The market for breast cancer drug therapies in Brazil, Russia, India and China (the BRIC nations) will grow by an annual average rate of 8% over the next five years, increasing from $1.7 billion in 2012 to $2.5 billion in 2017, according to new forecasts.

The market's rate of growth will be the result of the launch of a number of premium-priced agents, plus a gradual increase in the use of targeted therapies and a rise in the incident population, according to the report, which is published by Decision Resources.

The breast cancer market in Brazil is currently the largest of the BRIC nations, and accounts for 50% of the total market share for these treatments. However, while these market shares will remain consistent, sales in China are expected to develop the most in the period to 2017, says the study.

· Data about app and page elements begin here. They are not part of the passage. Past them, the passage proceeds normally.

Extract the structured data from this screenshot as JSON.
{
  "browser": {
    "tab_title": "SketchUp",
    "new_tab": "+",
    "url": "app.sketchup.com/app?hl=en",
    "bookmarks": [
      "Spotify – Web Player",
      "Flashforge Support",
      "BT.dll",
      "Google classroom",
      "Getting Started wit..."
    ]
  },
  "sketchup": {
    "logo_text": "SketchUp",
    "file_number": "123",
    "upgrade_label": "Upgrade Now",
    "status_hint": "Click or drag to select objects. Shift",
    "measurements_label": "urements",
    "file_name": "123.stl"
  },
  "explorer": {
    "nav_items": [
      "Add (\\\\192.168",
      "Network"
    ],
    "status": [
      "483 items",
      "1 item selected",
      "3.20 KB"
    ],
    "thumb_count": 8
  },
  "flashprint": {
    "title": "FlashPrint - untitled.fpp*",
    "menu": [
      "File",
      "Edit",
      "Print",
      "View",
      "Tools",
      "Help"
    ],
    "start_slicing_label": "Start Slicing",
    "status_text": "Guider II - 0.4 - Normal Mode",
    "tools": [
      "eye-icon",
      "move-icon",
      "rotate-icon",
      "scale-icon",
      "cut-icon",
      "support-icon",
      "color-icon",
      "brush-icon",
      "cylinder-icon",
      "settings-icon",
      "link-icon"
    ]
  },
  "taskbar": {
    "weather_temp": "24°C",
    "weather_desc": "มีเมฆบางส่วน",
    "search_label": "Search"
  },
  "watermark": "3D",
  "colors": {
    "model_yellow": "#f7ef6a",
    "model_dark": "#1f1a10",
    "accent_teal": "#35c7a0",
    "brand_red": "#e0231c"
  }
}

"Among the BRIC nations, China will experience the greatest growth over the forecast period," comments Andreia Ribeiro, an analyst at Decision Resources. "This will primarily be driven by the rising number of incident cases and changes in medical practice towards more personalised treatments, especially trastuzumab and GlaxoSmithKline's soon-to-launch Tykerb [lapatinib]," she adds.

The report's findings reveal that Roche's HER2-targeting agent Herceptin (trastuzumab) was the brand leader in sales across all the BRIC markets in 2012, and that by 2017 it is expected to have maintained its premium position, despite experiencing loss of market share. 

Overall, the use of targeted therapies is expected to increase in the BRIC markets, garnering estimated sales rising from $615 million in 2012 to $1.16 billion by 2017. Increased and improved patient access to these more expensive agents, aided by the entry of a biosmilar version of trastuzumab, will be major drivers of sales in these markets, the report forecasts.

In addition, growth of the breast cancer markets in the BRIC nations will also be determined by the launch of several new therapies during the period to 2017, it says. These will consist of: - novel and modified HER2-targeting agents - Roche's Perjeta (pertuzumab) and the same firm's antibody drug conjugate trastuzumab-DM1; - novel chemotherapeutic agents - Eisai's Halaven (eribulin mesylate) and Bristol-Myers Squibb's Ixempra (ixabepilone); and - a novel targeted therapy - Novartis' Afinitor (everolimus).

Together, these emerging therapies will contribute approximately 9% to overall breast cancer sales in the BRIC markets by 2017, the report forecasts.